It’s the ideological split that has divided the sales profession for over 50 years, yet barely ever gets a mention. In the first of two articles, we take an overdue look at the two sides of this ‘secret’ schism, starting with the one based on the single most important ingredient in B2B selling today … Value.
Business technology is expanding at such a rate these days that even keeping track can seem like Mission Impossible. Here at Thesis, we maintain a database of business-related software that, while not by any means exhaustive, lists in excess of 2000 active apps and programs. Unsurprisingly, a considerable number, relating to automation, lead gen, CRM and so on, are aimed squarely at those of us whose job it is to sell. Indeed, it’s really quite enlightening to view the sales profession effectively through this lens of technology.
Yet the fact is that no matter how much professional selling appears to change or evolve, in one respect at least, it always stays the same. Individual experts and methodologies may come and go but selling value remains the undisputed king.

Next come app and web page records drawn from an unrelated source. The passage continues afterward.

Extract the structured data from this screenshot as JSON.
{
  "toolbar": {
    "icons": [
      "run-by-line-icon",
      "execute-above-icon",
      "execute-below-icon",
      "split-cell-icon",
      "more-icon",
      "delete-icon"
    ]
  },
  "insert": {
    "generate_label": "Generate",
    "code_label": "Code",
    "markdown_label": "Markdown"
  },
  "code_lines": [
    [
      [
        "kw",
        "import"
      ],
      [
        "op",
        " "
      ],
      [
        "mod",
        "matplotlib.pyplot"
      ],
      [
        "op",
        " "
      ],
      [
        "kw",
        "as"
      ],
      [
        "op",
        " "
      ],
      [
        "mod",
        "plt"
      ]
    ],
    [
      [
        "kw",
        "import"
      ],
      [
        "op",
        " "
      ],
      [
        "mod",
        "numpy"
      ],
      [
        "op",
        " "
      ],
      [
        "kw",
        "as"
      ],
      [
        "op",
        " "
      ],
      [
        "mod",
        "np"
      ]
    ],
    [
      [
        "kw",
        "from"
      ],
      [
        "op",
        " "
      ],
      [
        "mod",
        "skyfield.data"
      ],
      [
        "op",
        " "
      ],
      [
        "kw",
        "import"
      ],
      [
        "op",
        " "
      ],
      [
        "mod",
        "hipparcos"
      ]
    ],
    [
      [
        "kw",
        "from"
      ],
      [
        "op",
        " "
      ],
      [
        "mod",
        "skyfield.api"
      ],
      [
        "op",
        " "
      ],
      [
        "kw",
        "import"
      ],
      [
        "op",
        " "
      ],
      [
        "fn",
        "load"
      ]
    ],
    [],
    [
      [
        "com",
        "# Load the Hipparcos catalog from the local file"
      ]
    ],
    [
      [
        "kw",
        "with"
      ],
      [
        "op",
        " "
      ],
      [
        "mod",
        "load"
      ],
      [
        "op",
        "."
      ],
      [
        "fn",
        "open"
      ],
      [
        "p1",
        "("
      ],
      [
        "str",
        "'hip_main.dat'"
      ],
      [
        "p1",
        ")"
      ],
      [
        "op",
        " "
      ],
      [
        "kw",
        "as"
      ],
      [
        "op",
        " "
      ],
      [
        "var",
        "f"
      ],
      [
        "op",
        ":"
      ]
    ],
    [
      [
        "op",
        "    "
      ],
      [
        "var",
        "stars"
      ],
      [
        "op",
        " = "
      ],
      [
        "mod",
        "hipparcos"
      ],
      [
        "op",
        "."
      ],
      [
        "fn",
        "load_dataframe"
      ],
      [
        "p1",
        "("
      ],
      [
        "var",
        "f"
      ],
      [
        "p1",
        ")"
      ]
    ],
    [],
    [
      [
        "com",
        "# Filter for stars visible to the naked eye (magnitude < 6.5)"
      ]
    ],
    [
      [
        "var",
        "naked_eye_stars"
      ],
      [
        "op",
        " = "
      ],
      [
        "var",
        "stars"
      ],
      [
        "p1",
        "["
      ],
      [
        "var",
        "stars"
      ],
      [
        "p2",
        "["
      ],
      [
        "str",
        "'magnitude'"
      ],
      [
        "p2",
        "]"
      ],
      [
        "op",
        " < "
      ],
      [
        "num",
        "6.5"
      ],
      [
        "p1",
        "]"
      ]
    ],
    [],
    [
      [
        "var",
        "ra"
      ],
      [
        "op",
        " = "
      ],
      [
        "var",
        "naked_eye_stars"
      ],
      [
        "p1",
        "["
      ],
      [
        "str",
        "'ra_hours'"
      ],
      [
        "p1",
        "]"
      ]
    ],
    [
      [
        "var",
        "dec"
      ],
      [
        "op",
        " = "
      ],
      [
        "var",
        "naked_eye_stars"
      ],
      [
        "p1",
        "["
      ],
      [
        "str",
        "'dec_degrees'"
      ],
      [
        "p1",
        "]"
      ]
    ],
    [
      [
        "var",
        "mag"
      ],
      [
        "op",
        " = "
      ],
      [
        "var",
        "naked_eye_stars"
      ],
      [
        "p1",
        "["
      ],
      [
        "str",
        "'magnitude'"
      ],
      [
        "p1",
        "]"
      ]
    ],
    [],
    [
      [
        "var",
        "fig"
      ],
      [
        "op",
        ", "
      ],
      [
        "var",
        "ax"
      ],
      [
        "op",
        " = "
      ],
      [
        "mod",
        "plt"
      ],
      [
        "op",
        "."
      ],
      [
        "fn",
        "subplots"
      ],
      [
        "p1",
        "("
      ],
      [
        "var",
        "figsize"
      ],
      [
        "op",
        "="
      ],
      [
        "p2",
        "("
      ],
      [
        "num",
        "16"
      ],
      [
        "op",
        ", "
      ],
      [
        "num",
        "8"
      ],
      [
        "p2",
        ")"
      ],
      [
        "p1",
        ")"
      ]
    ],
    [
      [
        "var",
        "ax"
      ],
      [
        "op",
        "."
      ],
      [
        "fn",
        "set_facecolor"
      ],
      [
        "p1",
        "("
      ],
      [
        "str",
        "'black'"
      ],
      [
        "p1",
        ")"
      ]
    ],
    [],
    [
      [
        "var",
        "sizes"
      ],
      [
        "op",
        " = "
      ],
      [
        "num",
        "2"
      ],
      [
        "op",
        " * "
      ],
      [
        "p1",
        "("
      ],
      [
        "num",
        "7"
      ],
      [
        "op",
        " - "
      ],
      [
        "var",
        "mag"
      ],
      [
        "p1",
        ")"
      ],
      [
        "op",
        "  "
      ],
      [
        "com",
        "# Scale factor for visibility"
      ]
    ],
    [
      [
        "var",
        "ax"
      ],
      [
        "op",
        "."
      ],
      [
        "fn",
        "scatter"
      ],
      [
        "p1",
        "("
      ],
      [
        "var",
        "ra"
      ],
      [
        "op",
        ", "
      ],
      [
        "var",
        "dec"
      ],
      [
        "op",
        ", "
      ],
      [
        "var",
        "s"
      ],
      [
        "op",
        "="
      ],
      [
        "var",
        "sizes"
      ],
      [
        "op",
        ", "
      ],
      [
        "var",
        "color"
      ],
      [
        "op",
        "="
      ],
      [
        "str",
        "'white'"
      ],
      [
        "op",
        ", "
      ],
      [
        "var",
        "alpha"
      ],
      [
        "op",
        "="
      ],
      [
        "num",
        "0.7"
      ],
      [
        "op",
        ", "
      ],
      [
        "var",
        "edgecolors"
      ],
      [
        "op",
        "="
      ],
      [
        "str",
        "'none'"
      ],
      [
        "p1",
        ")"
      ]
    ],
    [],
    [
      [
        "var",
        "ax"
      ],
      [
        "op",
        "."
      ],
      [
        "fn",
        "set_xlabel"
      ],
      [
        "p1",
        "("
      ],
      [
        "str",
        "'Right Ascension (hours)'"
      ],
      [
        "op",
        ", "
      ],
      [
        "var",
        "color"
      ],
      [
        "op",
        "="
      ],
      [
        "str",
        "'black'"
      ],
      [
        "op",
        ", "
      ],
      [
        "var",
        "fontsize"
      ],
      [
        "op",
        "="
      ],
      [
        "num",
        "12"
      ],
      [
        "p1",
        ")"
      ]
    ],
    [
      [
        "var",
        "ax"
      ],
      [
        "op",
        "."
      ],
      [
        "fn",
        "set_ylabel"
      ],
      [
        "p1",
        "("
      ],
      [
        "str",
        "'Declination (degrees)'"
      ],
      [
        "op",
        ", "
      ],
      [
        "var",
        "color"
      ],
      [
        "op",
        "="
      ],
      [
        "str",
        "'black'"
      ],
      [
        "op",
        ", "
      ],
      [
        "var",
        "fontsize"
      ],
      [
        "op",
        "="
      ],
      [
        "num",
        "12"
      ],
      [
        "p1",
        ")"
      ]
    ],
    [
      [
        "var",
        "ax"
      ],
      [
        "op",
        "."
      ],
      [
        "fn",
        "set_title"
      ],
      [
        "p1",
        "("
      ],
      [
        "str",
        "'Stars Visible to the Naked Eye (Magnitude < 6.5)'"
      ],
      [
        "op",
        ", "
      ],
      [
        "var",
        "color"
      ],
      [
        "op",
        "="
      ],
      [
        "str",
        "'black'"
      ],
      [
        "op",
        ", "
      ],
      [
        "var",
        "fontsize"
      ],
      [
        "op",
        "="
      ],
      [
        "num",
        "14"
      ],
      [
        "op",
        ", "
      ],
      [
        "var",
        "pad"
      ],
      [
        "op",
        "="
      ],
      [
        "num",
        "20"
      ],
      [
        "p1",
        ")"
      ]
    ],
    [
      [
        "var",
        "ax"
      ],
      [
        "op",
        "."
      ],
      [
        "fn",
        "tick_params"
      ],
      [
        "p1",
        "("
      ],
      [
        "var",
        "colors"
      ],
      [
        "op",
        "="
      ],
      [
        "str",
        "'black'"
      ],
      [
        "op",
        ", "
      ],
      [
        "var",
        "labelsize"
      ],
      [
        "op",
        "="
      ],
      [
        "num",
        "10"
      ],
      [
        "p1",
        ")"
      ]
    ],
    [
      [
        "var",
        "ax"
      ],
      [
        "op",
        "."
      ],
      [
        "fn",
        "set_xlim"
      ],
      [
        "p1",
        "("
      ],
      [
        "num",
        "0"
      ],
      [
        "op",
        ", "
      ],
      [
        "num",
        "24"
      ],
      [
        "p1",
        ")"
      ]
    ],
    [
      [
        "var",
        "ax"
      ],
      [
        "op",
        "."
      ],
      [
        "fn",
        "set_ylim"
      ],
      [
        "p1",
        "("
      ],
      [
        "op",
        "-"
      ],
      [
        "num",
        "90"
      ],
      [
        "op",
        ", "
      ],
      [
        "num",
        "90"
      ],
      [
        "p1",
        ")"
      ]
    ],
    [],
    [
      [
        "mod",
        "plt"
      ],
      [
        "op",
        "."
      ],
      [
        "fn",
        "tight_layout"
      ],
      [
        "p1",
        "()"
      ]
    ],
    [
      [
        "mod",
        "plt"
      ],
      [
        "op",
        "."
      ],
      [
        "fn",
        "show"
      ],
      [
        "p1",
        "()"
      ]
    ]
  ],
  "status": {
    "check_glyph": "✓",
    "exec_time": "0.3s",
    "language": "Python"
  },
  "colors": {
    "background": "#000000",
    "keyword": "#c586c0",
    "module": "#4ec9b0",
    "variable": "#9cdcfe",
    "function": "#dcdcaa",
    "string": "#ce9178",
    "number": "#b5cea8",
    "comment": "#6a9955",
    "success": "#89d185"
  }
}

And why shouldn’t it? Isn’t that what people and businesses want? Come to think of it, isn’t it the very reason that businesses exist – to create value? As described in published works now regarded as foundational*, a business is the union of a value chain that first makes the stuff and a value delivery system that then disperses it. As for selling, from SPIN® to the Challenger™ and every scheme in between, adding to or enhancing that value is the name of the game. The only thing that varies is how.
All of which is great, except for one thing. In practice, selling value simply fails to live up to expectation.
It isn’t that seeking to maximise it can’t or shouldn’t be a major part of sales, rather that sometimes – and in our experience, far more often than is commonly admitted – value just isn’t the magic key it’s made out to be.
Why? Well check out these killers …
♦️ A distinct lack of wow. Selling value is nothing new and more than likely, the people sitting across the table have seen it all before. As an essentially formulaic approach anyway, the risk is that it leads to presentations that are stilted and just downright ineffective. We’ve certainly seen a fair few of those!
♦️ It crowds out rapport. We’re fully aware that focusing on value-based presentations doesn’t preclude the possibility of developing rapport, but in our view, when the seller goes into a meeting thinking primarily of the value prop, great rapport most likely isn’t uppermost in his or her thoughts. Even in complex transactions, business people are people first – don’t neglect growing the relationship in the dash to selling the solution.
♦️ It’s a distraction. Maybe sometimes when there’s a deal to be done, it’s just a whole lot easier to talk about value than to have the direct discussion the situation really deserves. If the deal fails, then lo and behold it’s because the value wasn’t recognised, not because someone said no. Value becomes a sort of faux currency in a game of verbal ping pong when what’s actually needed is straight conversation. We’ve seen it happen. When value threatens to be a diversion, we suggest you apply the KISS principle and keep it simple, stupid. Or as we say, KIRI: keep it real, idiot.
♦️ What is value anyway? It’s an unfortunate fact of selling value that the essence of it still makes good fuel for a decent philosophical debate. Businesses create it but buyers dictate it. So where does it reside? And what exactly is it? Benefits less cost is the usual working formula, but then how genuinely quantifiable are either benefits or cost? It’s very easy to talk about value as real stuff yet that appearance of solidity can begin to vanish the moment you start drilling down. On that basis, just maybe it isn’t the ideal stuff to have at the heart of your sales process anyway?
♦️ It lacks an inherent close. Because in practice selling value essentially does come down to maximising benefits less cost – and sales people are taught early on to build benefits rather than reduce cost (ie, price) – what this is apt to turn into is loading up one side of an imaginary set of scales. The seller finally plonks the kitchen sink on, looks expectantly at the prospect, and .. “I’ll think about it” comes the reply. Now it doesn’t have to be like this and in the hands of an experienced seller, maybe it isn’t. But the problem with building value is that sometimes you just never quite reach that step change moment when a ‘no’ or a ‘maybe’ flips all the way over to ‘yes’.
Ultimately, it’s not that we at Thesis are not fans of selling value, rather that as a methodology it’s often over-emphasised and, as a magic ingredient, decidedly over-rated. Plus, it most definitely is not the only game in Salestown. In Part 2 of The secret schism in B2B selling, we reveal and discuss what, in our view, not only rivals but beats value as the key to truly great selling. Stay tuned …
* Porter, Michael E. (1985) Competitive Advantage: Creating and Sustaining Superior Performance – Simon and Schuster // Lanning, Michael J. (1998) Delivering profitable value: A revolutionary framework to accelerate growth, generate wealth, and rediscover the heart of business – Da Capo Press.